Data records below:

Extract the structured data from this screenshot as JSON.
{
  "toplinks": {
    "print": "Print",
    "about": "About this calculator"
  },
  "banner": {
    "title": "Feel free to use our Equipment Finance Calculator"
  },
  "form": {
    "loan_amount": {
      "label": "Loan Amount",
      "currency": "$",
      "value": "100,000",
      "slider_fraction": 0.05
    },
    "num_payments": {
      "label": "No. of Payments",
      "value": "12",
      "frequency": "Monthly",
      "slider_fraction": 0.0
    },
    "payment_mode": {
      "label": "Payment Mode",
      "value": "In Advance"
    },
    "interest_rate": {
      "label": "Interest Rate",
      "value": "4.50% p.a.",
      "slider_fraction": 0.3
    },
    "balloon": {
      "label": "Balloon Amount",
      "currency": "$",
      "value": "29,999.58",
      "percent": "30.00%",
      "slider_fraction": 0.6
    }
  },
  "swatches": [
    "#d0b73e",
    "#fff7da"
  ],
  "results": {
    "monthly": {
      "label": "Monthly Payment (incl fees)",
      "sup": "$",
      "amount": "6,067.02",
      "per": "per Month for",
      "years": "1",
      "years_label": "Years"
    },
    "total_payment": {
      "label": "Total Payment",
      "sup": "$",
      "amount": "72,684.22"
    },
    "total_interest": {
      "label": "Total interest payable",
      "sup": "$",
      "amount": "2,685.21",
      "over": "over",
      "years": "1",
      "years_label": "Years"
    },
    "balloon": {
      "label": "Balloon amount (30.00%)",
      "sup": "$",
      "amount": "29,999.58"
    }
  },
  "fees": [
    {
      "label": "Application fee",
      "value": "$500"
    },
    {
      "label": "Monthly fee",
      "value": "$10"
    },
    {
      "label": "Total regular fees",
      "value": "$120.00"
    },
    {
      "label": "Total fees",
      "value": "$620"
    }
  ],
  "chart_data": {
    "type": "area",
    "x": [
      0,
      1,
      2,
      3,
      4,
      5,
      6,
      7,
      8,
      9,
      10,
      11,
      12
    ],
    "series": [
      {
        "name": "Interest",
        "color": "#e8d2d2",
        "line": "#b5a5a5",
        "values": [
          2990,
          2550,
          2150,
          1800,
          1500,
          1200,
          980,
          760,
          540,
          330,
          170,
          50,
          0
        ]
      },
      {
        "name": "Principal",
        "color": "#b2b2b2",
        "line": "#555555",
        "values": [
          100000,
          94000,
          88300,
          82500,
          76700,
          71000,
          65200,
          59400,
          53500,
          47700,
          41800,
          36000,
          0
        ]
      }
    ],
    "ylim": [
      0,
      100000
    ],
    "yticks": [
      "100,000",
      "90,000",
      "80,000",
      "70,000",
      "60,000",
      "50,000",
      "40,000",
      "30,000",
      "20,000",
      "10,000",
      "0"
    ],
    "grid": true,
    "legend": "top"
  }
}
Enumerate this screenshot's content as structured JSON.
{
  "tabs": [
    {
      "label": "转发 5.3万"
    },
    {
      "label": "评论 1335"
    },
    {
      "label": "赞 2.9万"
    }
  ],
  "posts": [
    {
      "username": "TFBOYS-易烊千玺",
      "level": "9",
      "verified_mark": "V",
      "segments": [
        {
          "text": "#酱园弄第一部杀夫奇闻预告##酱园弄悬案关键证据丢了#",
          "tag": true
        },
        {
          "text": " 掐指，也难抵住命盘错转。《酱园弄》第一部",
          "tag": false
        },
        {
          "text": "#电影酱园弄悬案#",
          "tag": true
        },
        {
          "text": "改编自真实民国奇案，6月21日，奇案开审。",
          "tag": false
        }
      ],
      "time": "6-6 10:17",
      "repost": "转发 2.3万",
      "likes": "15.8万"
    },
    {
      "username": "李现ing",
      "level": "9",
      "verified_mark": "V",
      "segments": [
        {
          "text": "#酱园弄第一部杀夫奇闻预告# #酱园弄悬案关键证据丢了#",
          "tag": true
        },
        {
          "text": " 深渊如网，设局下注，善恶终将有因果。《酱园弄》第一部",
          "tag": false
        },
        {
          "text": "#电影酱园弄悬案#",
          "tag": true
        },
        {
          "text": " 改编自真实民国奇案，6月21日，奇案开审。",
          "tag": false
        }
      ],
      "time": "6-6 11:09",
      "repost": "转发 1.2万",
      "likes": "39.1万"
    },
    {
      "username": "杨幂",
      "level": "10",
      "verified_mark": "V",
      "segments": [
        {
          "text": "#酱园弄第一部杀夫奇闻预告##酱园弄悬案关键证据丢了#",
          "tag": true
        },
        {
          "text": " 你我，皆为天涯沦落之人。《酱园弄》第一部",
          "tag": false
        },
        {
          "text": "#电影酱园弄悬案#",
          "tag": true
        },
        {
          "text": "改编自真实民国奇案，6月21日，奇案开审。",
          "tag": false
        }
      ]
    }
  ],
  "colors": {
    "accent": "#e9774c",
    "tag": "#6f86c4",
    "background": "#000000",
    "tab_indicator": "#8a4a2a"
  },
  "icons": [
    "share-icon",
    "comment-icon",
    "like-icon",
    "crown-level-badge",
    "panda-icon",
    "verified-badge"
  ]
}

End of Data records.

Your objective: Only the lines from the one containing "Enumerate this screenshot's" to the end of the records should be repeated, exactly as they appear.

Completed exercise:
Enumerate this screenshot's content as structured JSON.
{
  "tabs": [
    {
      "label": "转发 5.3万"
    },
    {
      "label": "评论 1335"
    },
    {
      "label": "赞 2.9万"
    }
  ],
  "posts": [
    {
      "username": "TFBOYS-易烊千玺",
      "level": "9",
      "verified_mark": "V",
      "segments": [
        {
          "text": "#酱园弄第一部杀夫奇闻预告##酱园弄悬案关键证据丢了#",
          "tag": true
        },
        {
          "text": " 掐指，也难抵住命盘错转。《酱园弄》第一部",
          "tag": false
        },
        {
          "text": "#电影酱园弄悬案#",
          "tag": true
        },
        {
          "text": "改编自真实民国奇案，6月21日，奇案开审。",
          "tag": false
        }
      ],
      "time": "6-6 10:17",
      "repost": "转发 2.3万",
      "likes": "15.8万"
    },
    {
      "username": "李现ing",
      "level": "9",
      "verified_mark": "V",
      "segments": [
        {
          "text": "#酱园弄第一部杀夫奇闻预告# #酱园弄悬案关键证据丢了#",
          "tag": true
        },
        {
          "text": " 深渊如网，设局下注，善恶终将有因果。《酱园弄》第一部",
          "tag": false
        },
        {
          "text": "#电影酱园弄悬案#",
          "tag": true
        },
        {
          "text": " 改编自真实民国奇案，6月21日，奇案开审。",
          "tag": false
        }
      ],
      "time": "6-6 11:09",
      "repost": "转发 1.2万",
      "likes": "39.1万"
    },
    {
      "username": "杨幂",
      "level": "10",
      "verified_mark": "V",
      "segments": [
        {
          "text": "#酱园弄第一部杀夫奇闻预告##酱园弄悬案关键证据丢了#",
          "tag": true
        },
        {
          "text": " 你我，皆为天涯沦落之人。《酱园弄》第一部",
          "tag": false
        },
        {
          "text": "#电影酱园弄悬案#",
          "tag": true
        },
        {
          "text": "改编自真实民国奇案，6月21日，奇案开审。",
          "tag": false
        }
      ]
    }
  ],
  "colors": {
    "accent": "#e9774c",
    "tag": "#6f86c4",
    "background": "#000000",
    "tab_indicator": "#8a4a2a"
  },
  "icons": [
    "share-icon",
    "comment-icon",
    "like-icon",
    "crown-level-badge",
    "panda-icon",
    "verified-badge"
  ]
}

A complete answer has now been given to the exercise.